      Anyone who spends one day in hell would rather hang for seven thousand years from the top of the tallest tree.
    • late 9th century, King Alfred's translation of Boethius' The Consolation of Philosophy
      Þæt is nū þæs līchaman gōd þæt man sīe fæġer, and strang, and lang, and brād, and manegu ōðru gōd ēac þām.
      The virtues of the body are that a person is beautiful, strong, tall, and broad, and many other virtues besides these.
    • c. 996, Ælfric's Lives of Saints
      Þā ġeseah hē onġemang ōðrum twēġen ġeonge cneohtas, þæt hīe wǣron wlitiġe on hīewe and lange on wæstmum.
      Then he (Trajan) spotted two boys in the crowd and noticed they were beautiful in appearance and tall in stature.

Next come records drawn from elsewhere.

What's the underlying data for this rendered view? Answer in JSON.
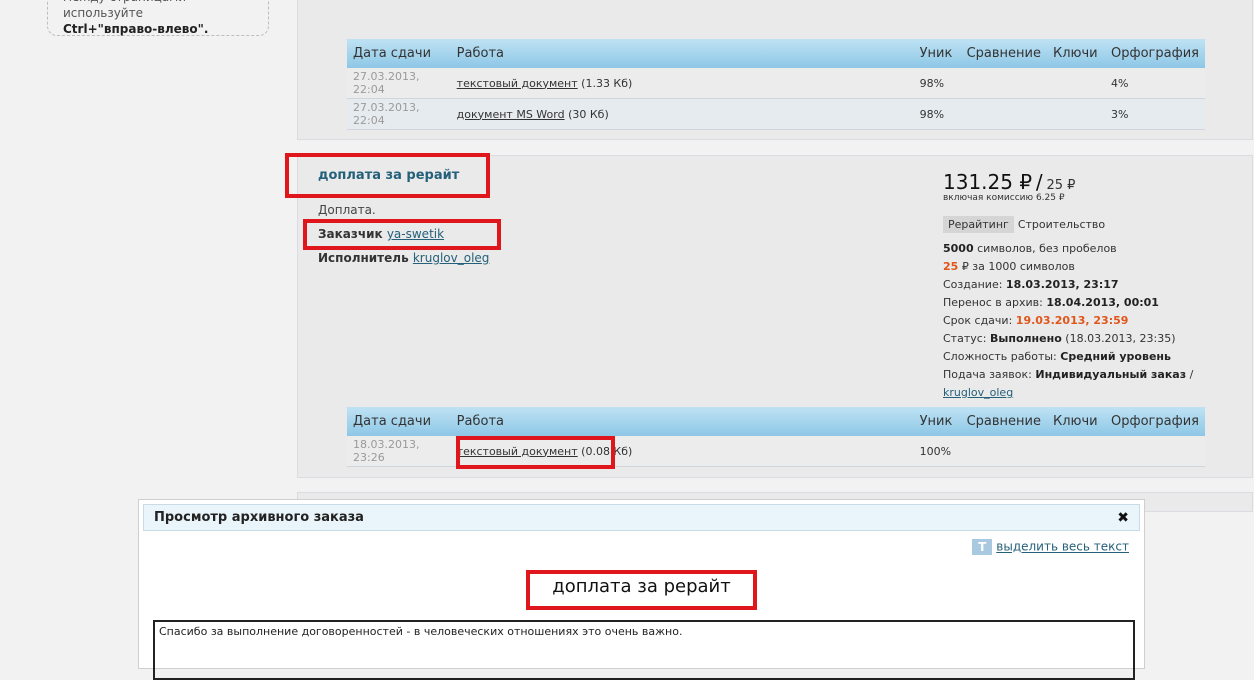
{
  "hint": {
    "line1": "между страницами используйте",
    "keys": "Ctrl+\"вправо-влево\"."
  },
  "columns": {
    "date": "Дата сдачи",
    "work": "Работа",
    "unique": "Уник",
    "compare": "Сравнение",
    "keys": "Ключи",
    "spelling": "Орфография"
  },
  "top_rows": [
    {
      "date": "27.03.2013, 22:04",
      "doc": "текстовый документ",
      "size": "(1.33 Кб)",
      "unique": "98%",
      "spelling": "4%"
    },
    {
      "date": "27.03.2013, 22:04",
      "doc": "документ MS Word",
      "size": "(30 Кб)",
      "unique": "98%",
      "spelling": "3%"
    }
  ],
  "order": {
    "title": "доплата за рерайт",
    "description": "Доплата.",
    "client_label": "Заказчик",
    "client": "ya-swetik",
    "executor_label": "Исполнитель",
    "executor": "kruglov_oleg",
    "price": "131.25 ₽",
    "price_sep": "/",
    "price_sub": "25 ₽",
    "commission": "включая комиссию 6.25 ₽",
    "tag": "Рерайтинг",
    "category": "Строительство",
    "chars_count": "5000",
    "chars_text": "символов, без пробелов",
    "rate": "25",
    "rate_text": "₽ за 1000 символов",
    "created_label": "Создание:",
    "created": "18.03.2013, 23:17",
    "archived_label": "Перенос в архив:",
    "archived": "18.04.2013, 00:01",
    "deadline_label": "Срок сдачи:",
    "deadline": "19.03.2013, 23:59",
    "status_label": "Статус:",
    "status": "Выполнено",
    "status_date": "(18.03.2013, 23:35)",
    "complexity_label": "Сложность работы:",
    "complexity": "Средний уровень",
    "bids_label": "Подача заявок:",
    "bids": "Индивидуальный заказ",
    "bids_sep": "/",
    "bids_user": "kruglov_oleg",
    "rows": [
      {
        "date": "18.03.2013, 23:26",
        "doc": "текстовый документ",
        "size": "(0.08 Кб)",
        "unique": "100%",
        "spelling": ""
      }
    ]
  },
  "modal": {
    "header": "Просмотр архивного заказа",
    "close": "✖",
    "select_all_icon": "T",
    "select_all": "выделить весь текст",
    "title": "доплата за рерайт",
    "text": "Спасибо за выполнение договоренностей - в человеческих отношениях это очень важно."
  },
  "highlight_color": "#e0161d"
}
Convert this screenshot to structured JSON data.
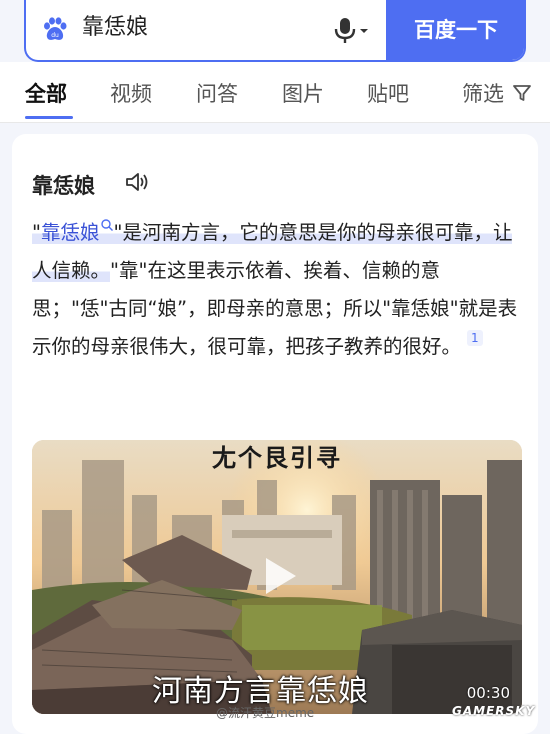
{
  "search": {
    "query": "靠恁娘",
    "button_label": "百度一下"
  },
  "tabs": [
    {
      "label": "全部",
      "active": true
    },
    {
      "label": "视频"
    },
    {
      "label": "问答"
    },
    {
      "label": "图片"
    },
    {
      "label": "贴吧"
    },
    {
      "label": "筛选"
    }
  ],
  "card": {
    "term": "靠恁娘",
    "definition": {
      "quote_open": "\"",
      "term_link": "靠恁娘",
      "part1": "\"是河南方言，它的意思是你的母亲很可靠，让人信赖。",
      "part2": "\"靠\"在这里表示依着、挨着、信赖的意思；\"恁\"古同“娘”，即母亲的意思；所以\"靠恁娘\"就是表示你的母亲很伟大，很可靠，把孩子教养的很好。",
      "ref": "1"
    },
    "video": {
      "top_text": "尢个艮引寻",
      "caption": "河南方言靠恁娘",
      "duration": "00:30"
    }
  },
  "watermarks": {
    "weibo": "@流汗黄豆meme",
    "site": "GAMERSKY"
  },
  "colors": {
    "accent": "#4e6ef2",
    "highlight": "#dfe4fb"
  }
}
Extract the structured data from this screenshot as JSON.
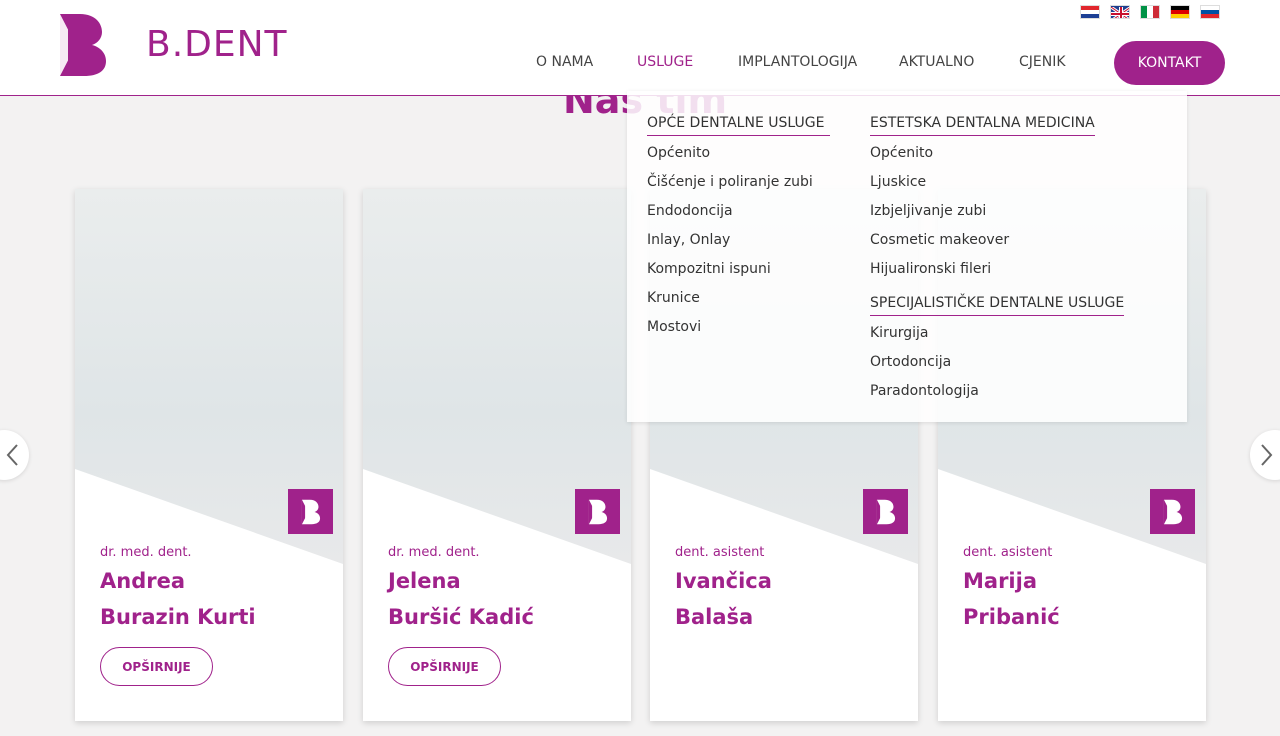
{
  "brand": {
    "name_prefix": "B",
    "dot": ".",
    "name_suffix": "DENT"
  },
  "languages": [
    "HR",
    "EN",
    "IT",
    "DE",
    "SI"
  ],
  "nav": {
    "items": [
      "O NAMA",
      "USLUGE",
      "IMPLANTOLOGIJA",
      "AKTUALNO",
      "CJENIK"
    ],
    "active": "USLUGE",
    "contact": "KONTAKT"
  },
  "section": {
    "title": "Naš tim"
  },
  "dropdown": {
    "col1": {
      "heading": "OPĆE DENTALNE USLUGE",
      "links": [
        "Općenito",
        "Čišćenje i poliranje zubi",
        "Endodoncija",
        "Inlay, Onlay",
        "Kompozitni ispuni",
        "Krunice",
        "Mostovi"
      ]
    },
    "col2": {
      "heading": "ESTETSKA DENTALNA MEDICINA",
      "links": [
        "Općenito",
        "Ljuskice",
        "Izbjeljivanje zubi",
        "Cosmetic makeover",
        "Hijualironski fileri"
      ]
    },
    "col3": {
      "heading": "SPECIJALISTIČKE DENTALNE USLUGE",
      "links": [
        "Kirurgija",
        "Ortodoncija",
        "Paradontologija"
      ]
    }
  },
  "team": [
    {
      "role": "dr. med. dent.",
      "first": "Andrea",
      "last": "Burazin Kurti",
      "button": "OPŠIRNIJE"
    },
    {
      "role": "dr. med. dent.",
      "first": "Jelena",
      "last": "Buršić Kadić",
      "button": "OPŠIRNIJE"
    },
    {
      "role": "dent. asistent",
      "first": "Ivančica",
      "last": "Balaša"
    },
    {
      "role": "dent. asistent",
      "first": "Marija",
      "last": "Pribanić"
    }
  ],
  "colors": {
    "accent": "#a0228b",
    "scrub": "#b726b8"
  },
  "icons": {
    "prev": "chevron-left-icon",
    "next": "chevron-right-icon",
    "badge": "bdent-logo-icon"
  }
}
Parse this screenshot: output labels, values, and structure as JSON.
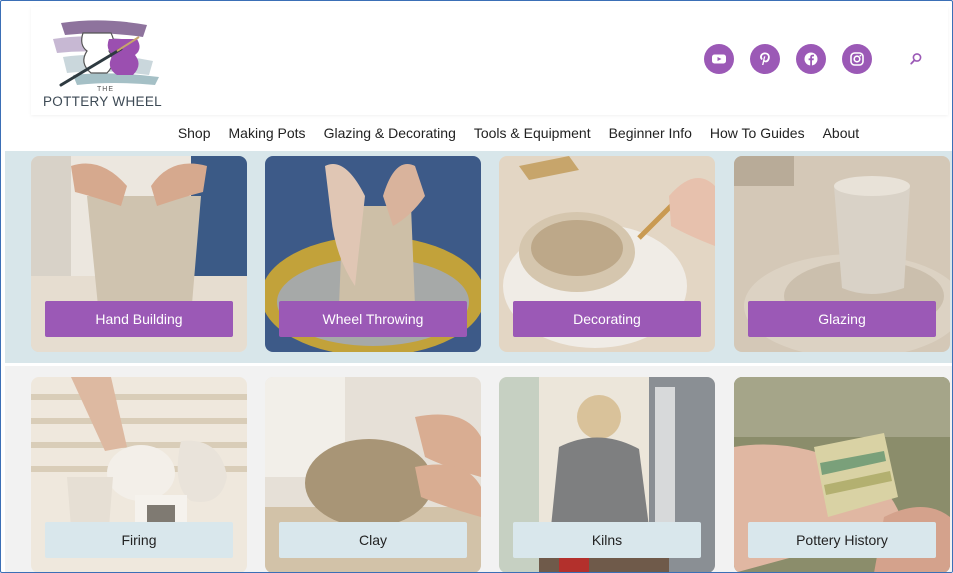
{
  "brand": {
    "logo_small": "THE",
    "logo_text": "POTTERY WHEEL",
    "accent": "#9b59b6",
    "label_light": "#d9e7ec"
  },
  "socials": [
    {
      "name": "youtube-icon"
    },
    {
      "name": "pinterest-icon"
    },
    {
      "name": "facebook-icon"
    },
    {
      "name": "instagram-icon"
    }
  ],
  "nav": {
    "items": [
      {
        "label": "Shop"
      },
      {
        "label": "Making Pots"
      },
      {
        "label": "Glazing & Decorating"
      },
      {
        "label": "Tools & Equipment"
      },
      {
        "label": "Beginner Info"
      },
      {
        "label": "How To Guides"
      },
      {
        "label": "About"
      }
    ]
  },
  "categories": {
    "row1": [
      {
        "label": "Hand Building"
      },
      {
        "label": "Wheel Throwing"
      },
      {
        "label": "Decorating"
      },
      {
        "label": "Glazing"
      }
    ],
    "row2": [
      {
        "label": "Firing"
      },
      {
        "label": "Clay"
      },
      {
        "label": "Kilns"
      },
      {
        "label": "Pottery History"
      }
    ]
  }
}
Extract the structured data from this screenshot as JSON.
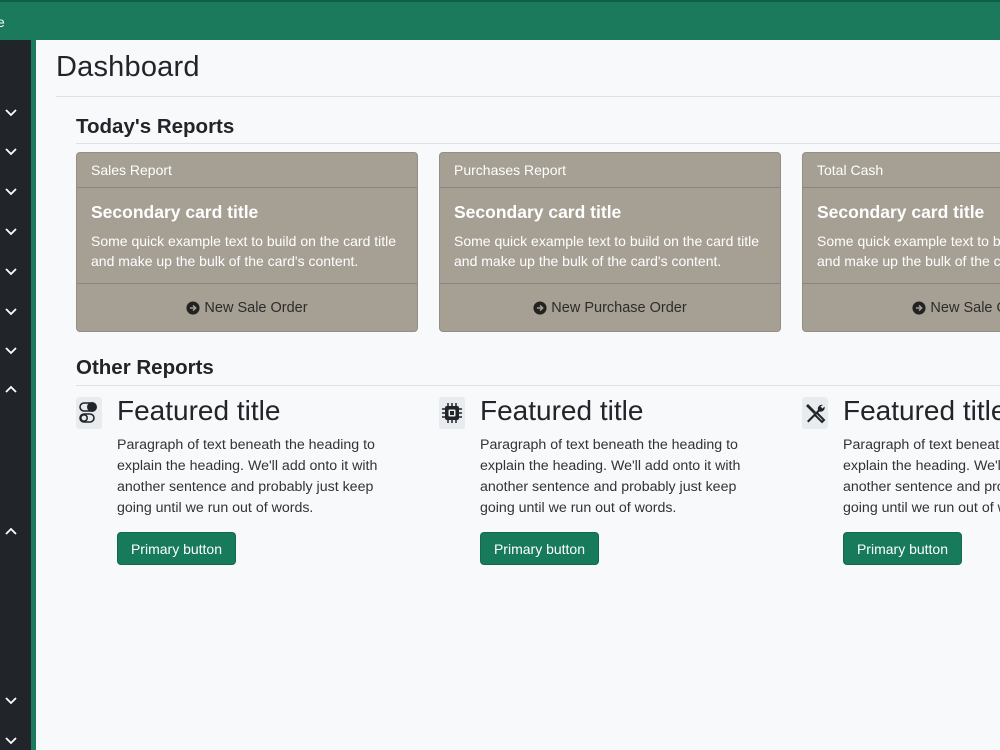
{
  "topbar": {
    "brand_fragment": "e",
    "color": "#1a7a5b"
  },
  "sidebar": {
    "toggles": [
      {
        "icon": "chevron-down-icon"
      },
      {
        "icon": "chevron-down-icon"
      },
      {
        "icon": "chevron-down-icon"
      },
      {
        "icon": "chevron-down-icon"
      },
      {
        "icon": "chevron-down-icon"
      },
      {
        "icon": "chevron-down-icon"
      },
      {
        "icon": "chevron-down-icon"
      },
      {
        "icon": "chevron-up-icon"
      },
      {
        "icon": "chevron-up-icon"
      },
      {
        "icon": "chevron-down-icon"
      },
      {
        "icon": "chevron-down-icon"
      }
    ]
  },
  "page": {
    "title": "Dashboard"
  },
  "todays_reports": {
    "heading": "Today's Reports",
    "cards": [
      {
        "header": "Sales Report",
        "title": "Secondary card title",
        "text": "Some quick example text to build on the card title and make up the bulk of the card's content.",
        "footer": "New Sale Order",
        "footer_icon": "arrow-right-circle-icon"
      },
      {
        "header": "Purchases Report",
        "title": "Secondary card title",
        "text": "Some quick example text to build on the card title and make up the bulk of the card's content.",
        "footer": "New Purchase Order",
        "footer_icon": "arrow-right-circle-icon"
      },
      {
        "header": "Total Cash",
        "title": "Secondary card title",
        "text": "Some quick example text to build on the card title and make up the bulk of the card's content.",
        "footer": "New Sale Order",
        "footer_icon": "arrow-right-circle-icon"
      }
    ]
  },
  "other_reports": {
    "heading": "Other Reports",
    "features": [
      {
        "icon": "toggles-icon",
        "title": "Featured title",
        "text": "Paragraph of text beneath the heading to explain the heading. We'll add onto it with another sentence and probably just keep going until we run out of words.",
        "button": "Primary button"
      },
      {
        "icon": "cpu-icon",
        "title": "Featured title",
        "text": "Paragraph of text beneath the heading to explain the heading. We'll add onto it with another sentence and probably just keep going until we run out of words.",
        "button": "Primary button"
      },
      {
        "icon": "tools-icon",
        "title": "Featured title",
        "text": "Paragraph of text beneath the heading to explain the heading. We'll add onto it with another sentence and probably just keep going until we run out of words.",
        "button": "Primary button"
      }
    ]
  },
  "colors": {
    "accent": "#1a7a5b",
    "card_bg": "#a69f94",
    "sidebar_bg": "#212529",
    "button_bg": "#177a5a"
  }
}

DeclensionEdit

AntonymsEdit

Derived termsEdit

DescendantsEdit


Old High GermanEdit

EtymologyEdit

From Proto-West Germanic *lang, related to Old English lang, Old Norse langr.

AdjectiveEdit

lang

  1. long

DescendantsEdit


Old SaxonEdit

Alternative formsEdit

EtymologyEdit

From Proto-West Germanic *lang.

AdjectiveEdit

lang

  1. long

DeclensionEdit


DescendantsEdit


Pennsylvania GermanEdit

EtymologyEdit

From Middle High German lanc, from Old High German lang. Compare German lang, Dutch lang, English long.

AdjectiveEdit

lang

  1. long
  2. diluted
    langi Briehdiluted broth

PlautdietschEdit

EtymologyEdit

From Middle Low German lanc, from Old Saxon lang.

AdjectiveEdit

lang

  1. long (in time)

ScotsEdit

EtymologyEdit

From Middle English lang, from Old English lang (long, tall, lasting). Cognate with English long.

AdjectiveEdit

lang (comparative langer, superlative langest)

  1. long

AdverbEdit

lang (comparative langer, superlative langest)

  1. long

Derived termsEdit


TagalogEdit

Alternative formsEdit

EtymologyEdit

Contraction of lamang.

PronunciationEdit

AdverbEdit

lang

  1. only; just
    Synonym: lamang

Tok PisinEdit

NounEdit

lang

  1. A fly (insect).

VepsEdit

EtymologyEdit

From Proto-Finnic *lanka, akin to Finnish lanka.

NounEdit

lang

  1. A yarn.

VietnameseEdit

PronunciationEdit

AdjectiveEdit

lang (𫉱)

  1. roan, piebald
    con bò langroan cow